Bin collectors at Thurrock Council are set to strike after the installation of what their union has called “big brother cameras.”

The 65 workers, who are members of Unite, the UK’s largest union will be striking next after they claim management refused to listen to their concerns.

The first of a series of 48 hour strikes will begin at 00:01 on Thursday 12 April and there will be further 48 hour strikes beginning on Thursday 19 April and Thursday 26 April.

There will then be a 72 hour strike beginning at 00:01 on Tuesday 1 May. This will be followed be a series of 24 hour strikes on 16, 23 and 30 May.

The workforce’s greatest concern involves the council’s installation of new cameras on refuse lorries which livestream 360 degree pictures directly to the manager’s desk.

Unite has compared the new cameras to reality TV shows and the dystopian regime in George Orwell’s novel, 1984.

Unite regional officer Michelle Cook said: “Strike action has been called because quite frankly the council’s management is rubbish and they have not been prepared to listen to the genuine deep seated concerns of the workforce.

“There is absolutely no need for live cameras. This is not Celebrity Love Island these are people’s homes.

"Management should stop trying to recreate the Truman Show and instead concentrate on rebuilding the performance of the refuse service and improving staff morale.

“Sadly, the strike action is inevitably going to cause disruption to Thurrock residents and workers are only taking action as a very last resort because of the council’s attitude.

“It is not too late for strike action to be averted.
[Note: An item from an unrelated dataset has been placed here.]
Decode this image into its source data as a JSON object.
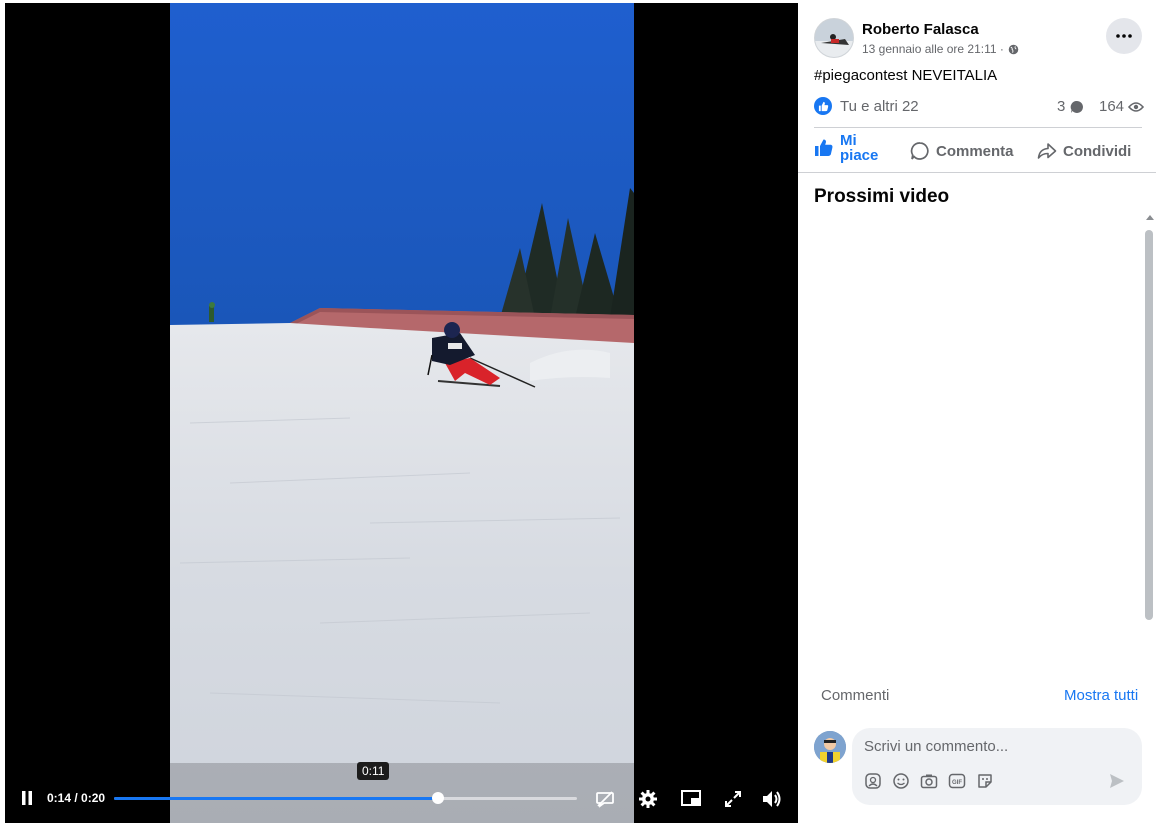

Management need to acknowledge the error of their ways and drop the plans for the big brother cameras and then sit down to resolve our concerns.”

Council leader, Rob Gledhill, argued that the cameras are there to protect the workers.

He said: "These cameras are industry standard cameras put in to protect the workers and residents and have been on the vehicles for years.

"The Council has no interest in spying on the workforce or the public, the Union have been made aware of this and as ever, show no desire to listen but to make political manoeuvres.

"The service is not a mess, the sweeper system was put in last May to improve overall performance which both Unite and the workers all unanimously voted for."

Many are concerned about the strike, including the Opposition Party in Thurrock, the Thurrock Independents.

Thurrock Independents Leader, Councillor Graham Snell said: "It is hugely disappointing to see that the bin workers are set for a series of strikes in April and May.

“It's families in Thurrock that will have overflowing bins, it's blocks of flats whose communal bin areas will be awash with waste and vermin. Whilst those involved in the strike action play at politics, the people of Thurrock lose out. This is what Thurrock Independents want to stop."

The Labour Party in Thurrock also voiced their worries.

Thurrock Labour Leader, Oliver Gerrish, said: “Residents across Thurrock are already suffering from a service that fails to collect the bins far too often. Now it looks like this is going to get even worse.

"My message to this council is very clear: don’t let this escalate any further. Sort yourselves out and get the waste collection service back on track.”

A Thurrock Council spokesman said: “Thurrock Council has been in ongoing talks with Unite for some months to resolve their issues. Since Unite declared a formal dispute we have worked to find joint solutions and understood the majority of issues had been resolved.

“Given this progress we were surprised to be notified this morning that Unite are proceeding with industrial action, which is disappointing for both our staff and residents.”